A new research analysis conducted by Pew Research Center has revealed that the novel coronavirus pandemic has pushed millions of people out of middle class and low-income group, and into poverty, in India. However, India is not an exception.
South Asia, as a whole, is estimated to have experienced the most significant erosion in the middle class and a sharp rise in poverty due to the COVID-19 downturn. India's dream of emulating China's economic growth has taken a blow, as the neighbouring country could forestall a significant contraction, unlike India.
The difference a year has made
In January 2020, an economic forecast by the World Bank suggested India would have a real gross domestic product (GDP) of 5.8% in 2020. One year into the coronavirus pandemic, in January 2021, the World Bank revised those numbers and estimated a -9.6% growth in India, indicating a massive economic contraction. On the other hand, China was forecasted to have 5.9% growth in January 2020 and 2% growth one year later.
Rise in poverty and shrinking middle class
The Pew Research Cent analysis, released in March, found that the middle-class income group in India shrunk by 32 million in 2020 compared to the number estimated in the absence of the pandemic. That accounts for 60% of the people who were pushed out of the middle-income tier in the world.
As per the research, the population in every country is divided into five groups: poor (lives on $2 or less daily), low income ($2.01-$10), middle income ($10.01-$20), upper-middle-income ($20.01-$50) and high income (more than $50).
Meanwhile, 75 million more people in India moved into poverty because of the pandemic-induced recession, which accounts for close to 60% of the global increase in poverty (131 million people) due to the Covid pandemic. So much so that a spike in participation in rural employment programs were noticed, as millions of people lost jobs and moved to agricultural areas, setting a record high in 14 years.
Before the pandemic, 99 million people in India were expected to belong to the global middle class in 2020. However, after one year of pandemic, the number has reduced by a third, to 66 million people. Meanwhile, when 59 million people were expected to fall in the poor income group, the post-pandemic estimation now indicates 134 million people live in poverty in India – which is more than double. This has resulted in a 9.7% increase in poverty in 2020, which is 5.4% more than what was estimated before the pandemic.
Also, around 1.20 billion people in India were expected to be in the low-income tier in 2020, but the pandemic reduced the number to 1.6 billion people, which indicates that more Indians moved into poverty.
Comparison with China
In China, more people are in the global middle- and upper-middle-income tiers than in the poverty and the low-income tier, which is not the case for India.

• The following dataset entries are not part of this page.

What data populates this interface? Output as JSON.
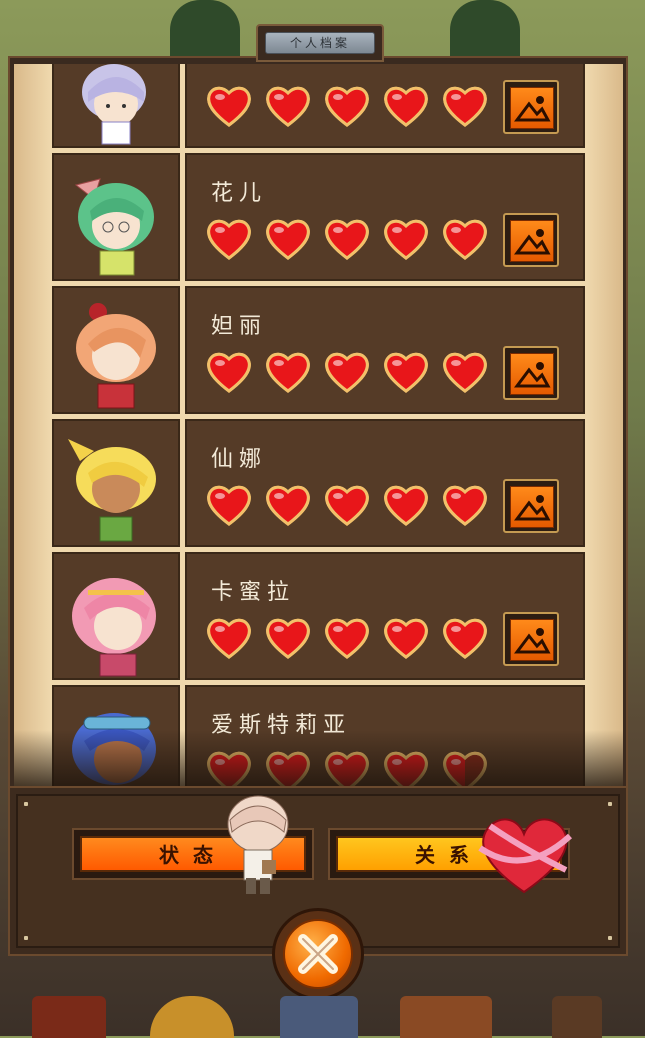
{
  "window": {
    "title": "个人档案"
  },
  "characters": [
    {
      "name": "",
      "hearts_filled": 5,
      "hearts_total": 5
    },
    {
      "name": "花儿",
      "hearts_filled": 5,
      "hearts_total": 5
    },
    {
      "name": "妲丽",
      "hearts_filled": 5,
      "hearts_total": 5
    },
    {
      "name": "仙娜",
      "hearts_filled": 5,
      "hearts_total": 5
    },
    {
      "name": "卡蜜拉",
      "hearts_filled": 5,
      "hearts_total": 5
    },
    {
      "name": "爱斯特莉亚",
      "hearts_filled": 4.5,
      "hearts_total": 5
    }
  ],
  "tabs": {
    "status_label": "状态",
    "relation_label": "关系"
  },
  "colors": {
    "heart": "#e8161a",
    "button_orange": "#ff6a00",
    "button_yellow": "#ffb000",
    "panel": "#553b27"
  },
  "icons": {
    "gallery": "image-gallery-icon",
    "close": "close-x-icon",
    "relation": "ribbon-heart-icon"
  }
}
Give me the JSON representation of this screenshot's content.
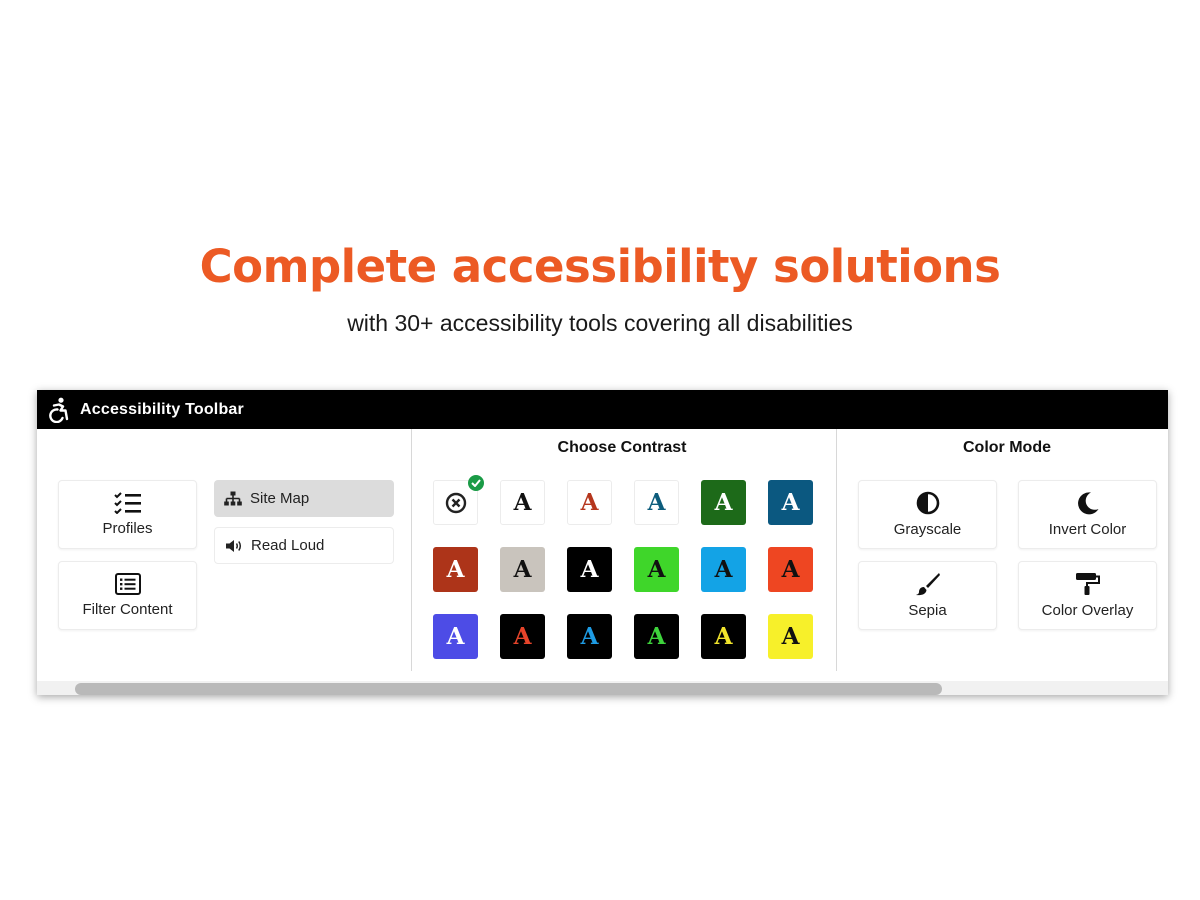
{
  "page": {
    "headline": "Complete accessibility solutions",
    "subheadline": "with 30+ accessibility tools covering all disabilities",
    "headline_color": "#ec5a24"
  },
  "toolbar": {
    "title": "Accessibility Toolbar",
    "icon": "wheelchair-icon",
    "left_panel": {
      "tiles": [
        {
          "label": "Profiles",
          "icon": "checklist-icon"
        },
        {
          "label": "Filter Content",
          "icon": "list-icon"
        }
      ],
      "pills": [
        {
          "label": "Site Map",
          "icon": "sitemap-icon",
          "active": true
        },
        {
          "label": "Read Loud",
          "icon": "speaker-icon",
          "active": false
        }
      ]
    },
    "contrast": {
      "title": "Choose Contrast",
      "glyph": "A",
      "swatches": [
        {
          "bg": "#ffffff",
          "fg": "#222222",
          "type": "reset",
          "selected": true
        },
        {
          "bg": "#ffffff",
          "fg": "#111111"
        },
        {
          "bg": "#ffffff",
          "fg": "#b5361d"
        },
        {
          "bg": "#ffffff",
          "fg": "#0d5c7c"
        },
        {
          "bg": "#1d6a19",
          "fg": "#ffffff"
        },
        {
          "bg": "#0b5880",
          "fg": "#ffffff"
        },
        {
          "bg": "#ad3419",
          "fg": "#ffffff"
        },
        {
          "bg": "#c9c4bd",
          "fg": "#111111"
        },
        {
          "bg": "#000000",
          "fg": "#ffffff"
        },
        {
          "bg": "#3fd62a",
          "fg": "#111111"
        },
        {
          "bg": "#13a3e6",
          "fg": "#111111"
        },
        {
          "bg": "#ee4622",
          "fg": "#111111"
        },
        {
          "bg": "#4d4ce6",
          "fg": "#ffffff"
        },
        {
          "bg": "#000000",
          "fg": "#e6442a"
        },
        {
          "bg": "#000000",
          "fg": "#1e9be3"
        },
        {
          "bg": "#000000",
          "fg": "#3ed43c"
        },
        {
          "bg": "#000000",
          "fg": "#f2e52c"
        },
        {
          "bg": "#f7f02a",
          "fg": "#111111"
        }
      ]
    },
    "color_mode": {
      "title": "Color Mode",
      "tiles": [
        {
          "label": "Grayscale",
          "icon": "half-circle-icon"
        },
        {
          "label": "Invert Color",
          "icon": "moon-icon"
        },
        {
          "label": "Sepia",
          "icon": "paintbrush-icon"
        },
        {
          "label": "Color Overlay",
          "icon": "paint-roller-icon"
        }
      ]
    }
  }
}
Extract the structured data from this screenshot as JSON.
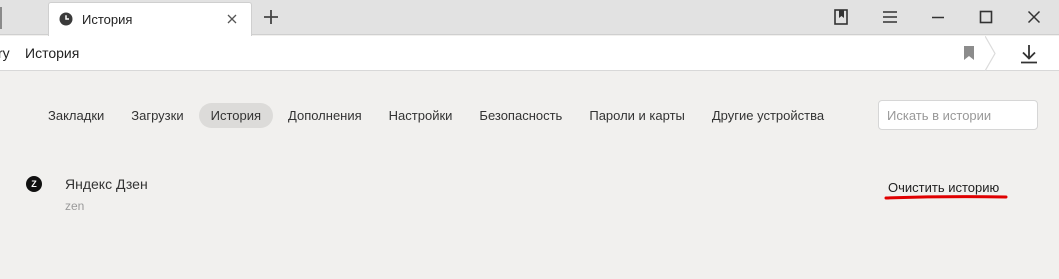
{
  "tabbar": {
    "active_tab_title": "История",
    "favicon_icon": "clock-icon",
    "close_icon": "close-icon",
    "new_tab_icon": "plus-icon"
  },
  "window_controls": {
    "collections_icon": "collections-icon",
    "menu_icon": "hamburger-menu-icon",
    "minimize_icon": "minimize-icon",
    "maximize_icon": "maximize-icon",
    "close_icon": "window-close-icon"
  },
  "addressbar": {
    "host_fragment": "ry",
    "page_title": "История",
    "bookmark_icon": "bookmark-icon",
    "downloads_icon": "download-icon"
  },
  "nav": {
    "items": [
      {
        "label": "Закладки"
      },
      {
        "label": "Загрузки"
      },
      {
        "label": "История",
        "active": true
      },
      {
        "label": "Дополнения"
      },
      {
        "label": "Настройки"
      },
      {
        "label": "Безопасность"
      },
      {
        "label": "Пароли и карты"
      },
      {
        "label": "Другие устройства"
      }
    ]
  },
  "search": {
    "placeholder": "Искать в истории",
    "value": ""
  },
  "history": {
    "entries": [
      {
        "title": "Яндекс Дзен",
        "url": "zen",
        "favicon_letter": "Z"
      }
    ],
    "clear_label": "Очистить историю"
  },
  "colors": {
    "annotation_underline": "#e00000",
    "active_nav_bg": "#dcdbd9",
    "page_bg": "#f1f0ee"
  }
}
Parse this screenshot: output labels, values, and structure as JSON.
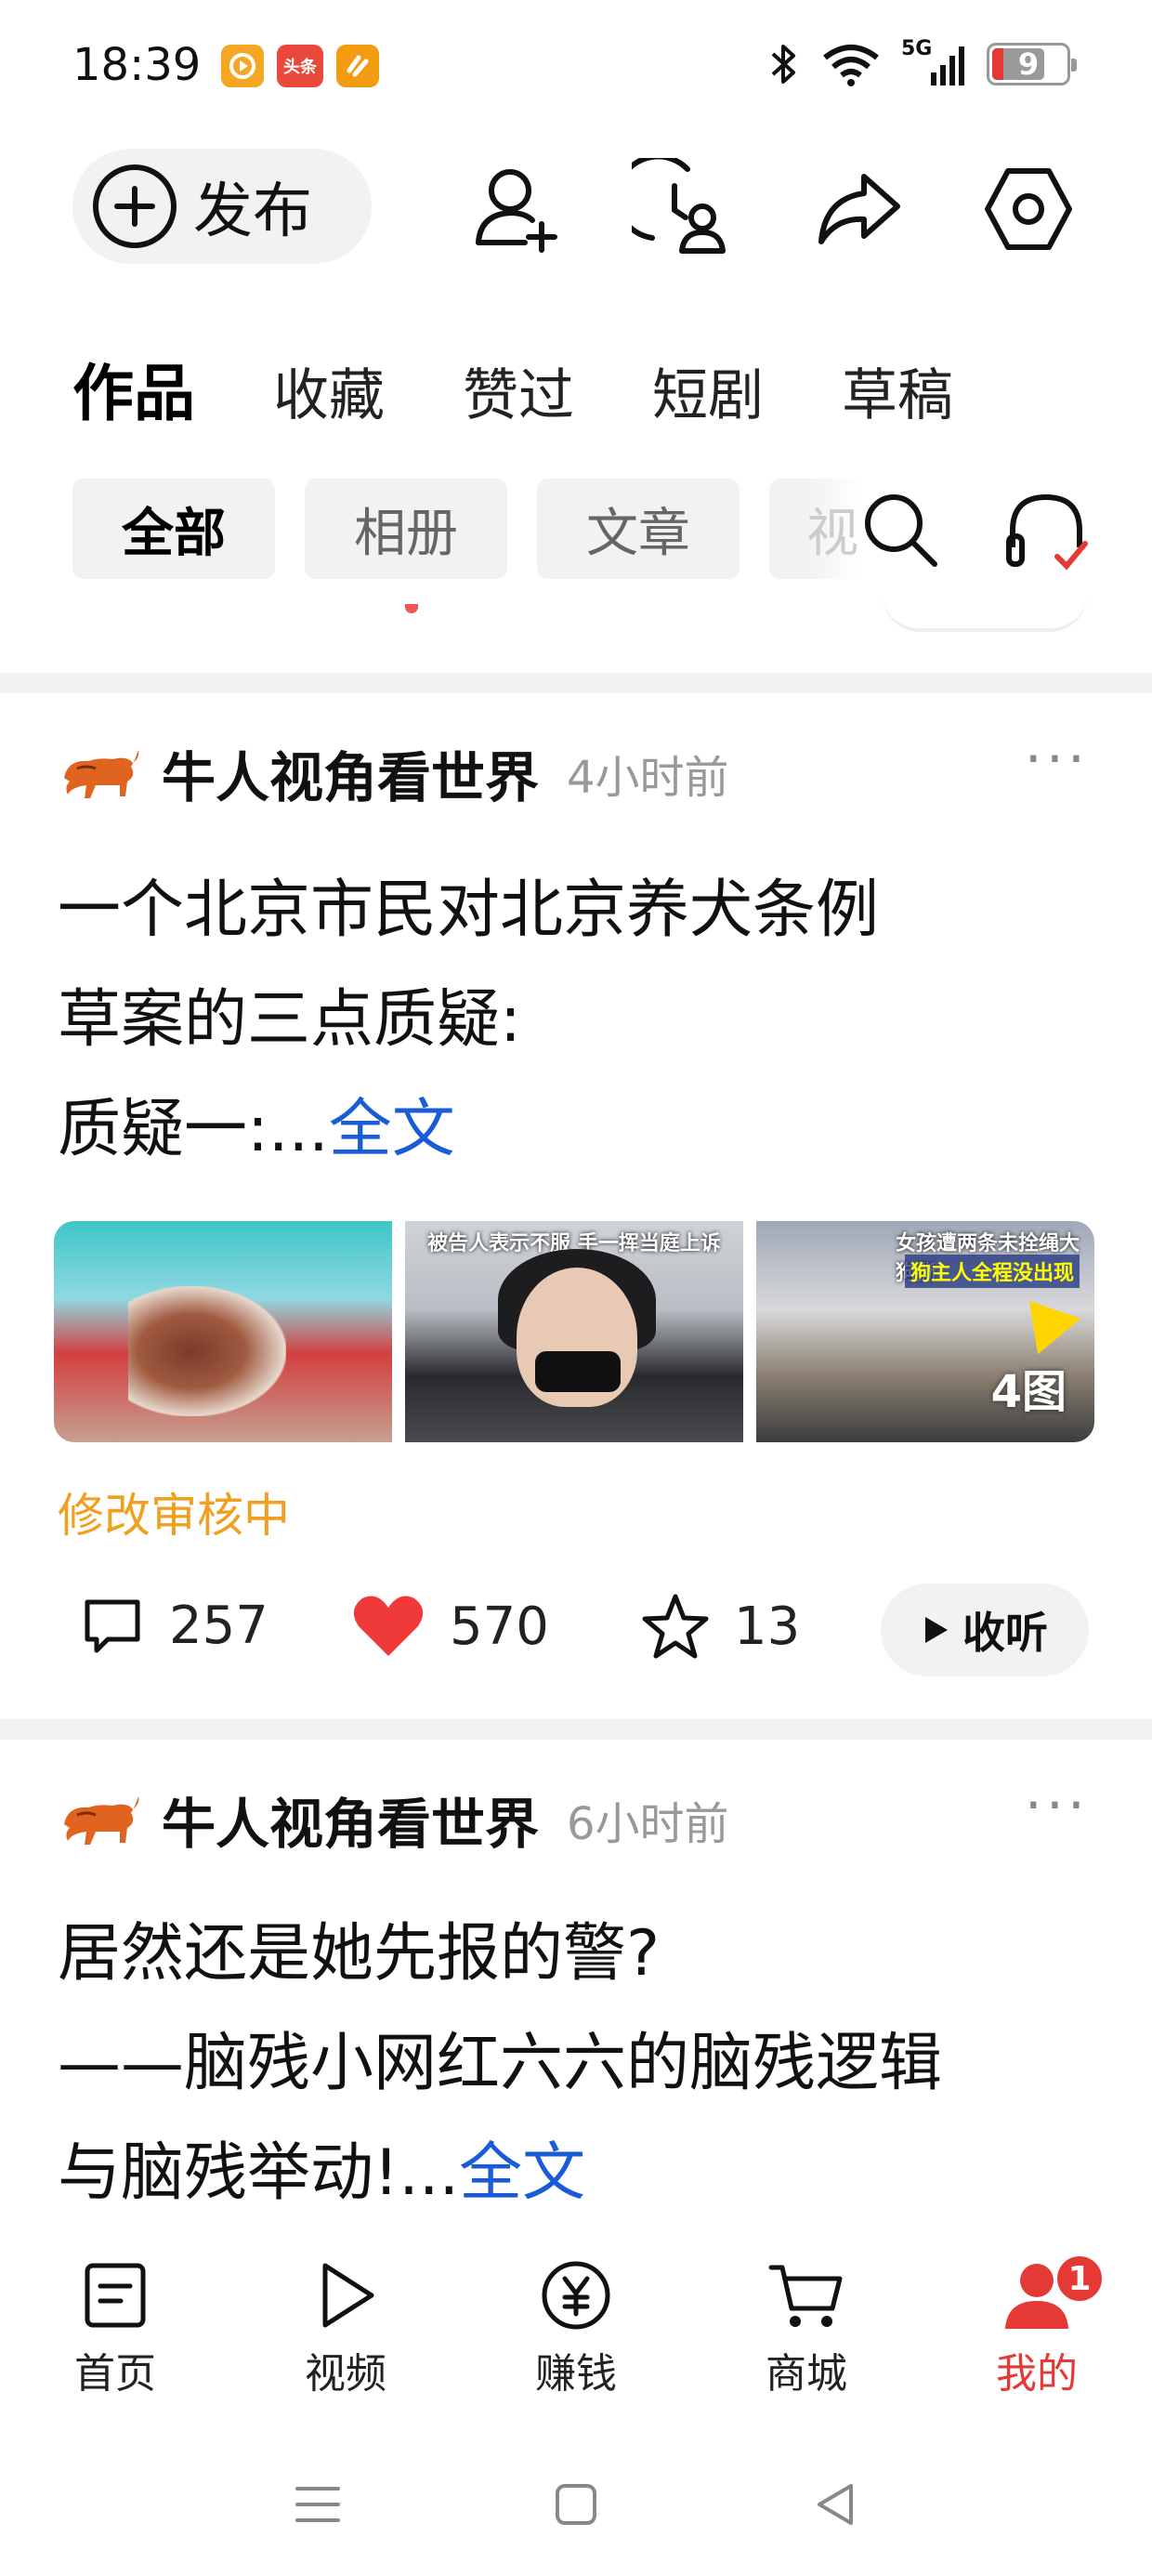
{
  "status_bar": {
    "time": "18:39",
    "app_badges": [
      "video-app-icon",
      "toutiao-icon",
      "app-icon"
    ],
    "toutiao_text": "头条",
    "network": "5G",
    "battery_level": "9"
  },
  "toolbar": {
    "publish_label": "发布",
    "icons": [
      "add-friend-icon",
      "history-icon",
      "share-icon",
      "settings-icon"
    ]
  },
  "tabs": [
    {
      "label": "作品",
      "active": true
    },
    {
      "label": "收藏",
      "active": false
    },
    {
      "label": "赞过",
      "active": false
    },
    {
      "label": "短剧",
      "active": false
    },
    {
      "label": "草稿",
      "active": false
    }
  ],
  "filters": [
    {
      "label": "全部",
      "active": true
    },
    {
      "label": "相册",
      "active": false
    },
    {
      "label": "文章",
      "active": false
    },
    {
      "label": "视",
      "active": false
    }
  ],
  "posts": [
    {
      "author": "牛人视角看世界",
      "time": "4小时前",
      "text_line1": "一个北京市民对北京养犬条例",
      "text_line2": "草案的三点质疑:",
      "text_line3": "质疑一:...",
      "full_text_link": "全文",
      "thumb_caption_2": "被告人表示不服 手一挥当庭上诉",
      "thumb_caption_3a": "女孩遭两条未拴绳大狗撕",
      "thumb_caption_3b": "狗主人全程没出现",
      "image_count": "4图",
      "status": "修改审核中",
      "comments": "257",
      "likes": "570",
      "favorites": "13",
      "listen_label": "收听"
    },
    {
      "author": "牛人视角看世界",
      "time": "6小时前",
      "text_line1": "居然还是她先报的警?",
      "text_line2": "——脑残小网红六六的脑残逻辑",
      "text_line3": "与脑残举动!...",
      "full_text_link": "全文"
    }
  ],
  "bottom_nav": [
    {
      "label": "首页",
      "icon": "home-doc-icon",
      "active": false
    },
    {
      "label": "视频",
      "icon": "play-icon",
      "active": false
    },
    {
      "label": "赚钱",
      "icon": "yuan-icon",
      "active": false
    },
    {
      "label": "商城",
      "icon": "cart-icon",
      "active": false
    },
    {
      "label": "我的",
      "icon": "profile-icon",
      "active": true,
      "badge": "1"
    }
  ],
  "colors": {
    "accent_red": "#e53935",
    "link_blue": "#1a5bd6",
    "review_orange": "#f0a020",
    "chip_bg": "#f2f2f4"
  }
}
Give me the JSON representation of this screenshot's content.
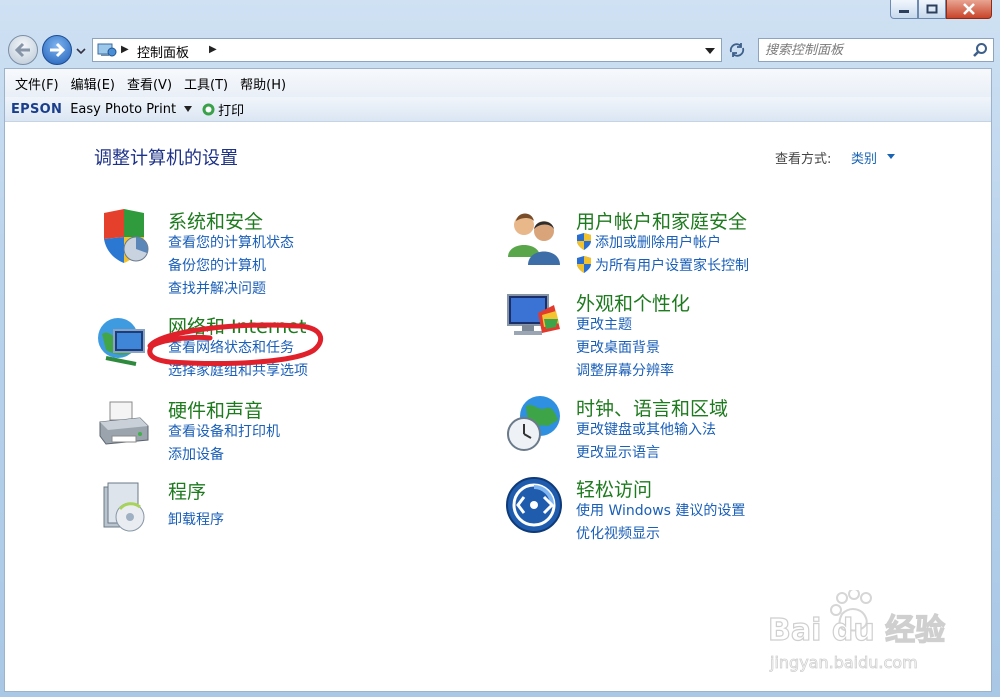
{
  "address": {
    "breadcrumb": "控制面板",
    "search_placeholder": "搜索控制面板"
  },
  "menu": [
    "文件(F)",
    "编辑(E)",
    "查看(V)",
    "工具(T)",
    "帮助(H)"
  ],
  "epson_bar": {
    "brand": "EPSON",
    "app": "Easy Photo Print",
    "print": "打印"
  },
  "page": {
    "title": "调整计算机的设置",
    "view_by_label": "查看方式:",
    "view_by_value": "类别"
  },
  "categories": [
    {
      "title": "系统和安全",
      "links": [
        "查看您的计算机状态",
        "备份您的计算机",
        "查找并解决问题"
      ]
    },
    {
      "title": "网络和 Internet",
      "links": [
        "查看网络状态和任务",
        "选择家庭组和共享选项"
      ]
    },
    {
      "title": "硬件和声音",
      "links": [
        "查看设备和打印机",
        "添加设备"
      ]
    },
    {
      "title": "程序",
      "links": [
        "卸载程序"
      ]
    },
    {
      "title": "用户帐户和家庭安全",
      "links": [
        "添加或删除用户帐户",
        "为所有用户设置家长控制"
      ]
    },
    {
      "title": "外观和个性化",
      "links": [
        "更改主题",
        "更改桌面背景",
        "调整屏幕分辨率"
      ]
    },
    {
      "title": "时钟、语言和区域",
      "links": [
        "更改键盘或其他输入法",
        "更改显示语言"
      ]
    },
    {
      "title": "轻松访问",
      "links": [
        "使用 Windows 建议的设置",
        "优化视频显示"
      ]
    }
  ],
  "watermark": {
    "brand": "Baidu经验",
    "url": "jingyan.baidu.com"
  },
  "colors": {
    "category_title": "#1e7a1e",
    "link": "#1a5fb8",
    "page_title": "#1e3287",
    "annotation": "#e0202a"
  }
}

Moreover, only about 11 million in China moved out of the middle class during the pandemic.
Whereas, India's middle class saw a massive decrease of 33 million people, even though China was speculated to have 504 million people in the middle-class against India's 99 million, in the pre-pandemic projection. Similarly, China had a modest increase in poverty of one million people (3 million to 4 million) unlike India, where 75 million more people moved into poverty.
2011-2019 progress undone by pandemic
India reduced poverty sharply from 2011 to 2019. It is estimated that India decreased poverty from 340 million people in 2011 to 78 million people in 2019. The increase of 75 million people in the poor-income group during this pandemic undid several years of progress on this front. 32 million of India's middle-class income group was pushed back from in poverty back again. It comes after the addition of 57 million people in this income tier between 2011 and 2019.
While India's middle class and low-income tier shrunk during the pandemic, undoing years of progress, China managed to see smaller changes, keeping them quite ahead in the economic race.